Though I have always had an affinity to nature, I haven't ever truly studied flowers and how exactly they are constructed until now.  I have a computer full of photographs of all kinds of flowers and blossoms I have taken over the years, but still I never thought to look so close as to see the relationship between petals, sepals stamens and calixes before.  At first glance a columbine looks so very complex, but this morning I stopped and studied one on my way to the bakery and realized that in fact it was much simpler than I had ever suspected.  I studied flowering hawthorn, rambling roses, forget-me-nots and a host of other flowers this morning and marveled at nature's engineering.  Along with this child-like marveling, I am itching to put my lessons and observations into practice and start making flowers for no other reason than to recreate what nature has designed so well.
In closing I cannot resist including a picture of beautiful Lizy, Alan's oriental black cat.  This little imp provided endless hours of entertainment and comic relief with her attention-getting antics.  By far the most amusing cat I have ever met and I have fallen head over heels in love with her.


  1. Absolutely brilliant account, It's surprising that sometimes it is as simple as dissecting the flower to realise it's construction.
    Love the cat too! Bet you had an amazing experience! Sarah (Emilymadeawish)

  2. It certainly was amazing, Sarah! I just hope I retain the lessons and continue to improve.

  3. I love all the flowers you made.. absoluetly beautiful. It was nice to read how your classes went since I have never been fortunate enough to have a class from Alan Dunn. I learned gumpaste from Nick Lodge but then found Alan Dunns books and have gone his route of flower making and love to make his unusual flowers. I absolutely love Alan's work and learned quite a bit just from his books. You can see some of what I have done on my blog page.. thanks so much for sharing and hopefully one day I can have a course from him

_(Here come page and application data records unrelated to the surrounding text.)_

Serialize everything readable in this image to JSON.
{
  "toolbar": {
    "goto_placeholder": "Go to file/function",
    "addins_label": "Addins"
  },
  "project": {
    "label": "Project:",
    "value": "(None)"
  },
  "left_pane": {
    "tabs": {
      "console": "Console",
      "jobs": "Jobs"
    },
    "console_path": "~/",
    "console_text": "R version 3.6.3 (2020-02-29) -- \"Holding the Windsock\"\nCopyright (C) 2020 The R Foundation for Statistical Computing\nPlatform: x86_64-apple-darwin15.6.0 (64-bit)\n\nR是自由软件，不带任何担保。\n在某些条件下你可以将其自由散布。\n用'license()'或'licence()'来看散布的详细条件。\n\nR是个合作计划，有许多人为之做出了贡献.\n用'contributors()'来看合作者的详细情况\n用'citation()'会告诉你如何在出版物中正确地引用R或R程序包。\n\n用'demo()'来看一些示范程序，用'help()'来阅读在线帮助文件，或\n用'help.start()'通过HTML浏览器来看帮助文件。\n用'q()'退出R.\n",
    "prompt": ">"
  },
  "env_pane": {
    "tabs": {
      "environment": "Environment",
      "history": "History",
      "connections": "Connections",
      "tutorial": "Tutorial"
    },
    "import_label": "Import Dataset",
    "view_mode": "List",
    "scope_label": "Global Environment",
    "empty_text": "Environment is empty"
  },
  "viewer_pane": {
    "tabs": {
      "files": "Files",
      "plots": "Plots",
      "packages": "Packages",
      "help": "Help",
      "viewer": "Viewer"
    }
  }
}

  4. Having read some of your blog entries and gawked at your gorgeous flowers, I value your kind words even more. I read your entry on making lilacs and had to smile, because just yesterday I was admiring the lilacs in our garden. I remember thinking to myself how lovely it would be to make some, but sighing at the same time, because in reality I have so little time.
    Anyway, I am constantly amazed how much I was able to learn in just three days. Before this course I had only one, extremely outdated cake decorating book, but now I have one of Alan Dunn's books and will continue to enlarge my library. Like you I want to be able to create perfectly realistic, stunningly beautiful flowers of all kinds!

  5. i like this flower i want to participate with you. Because i like make flower please writing to me about this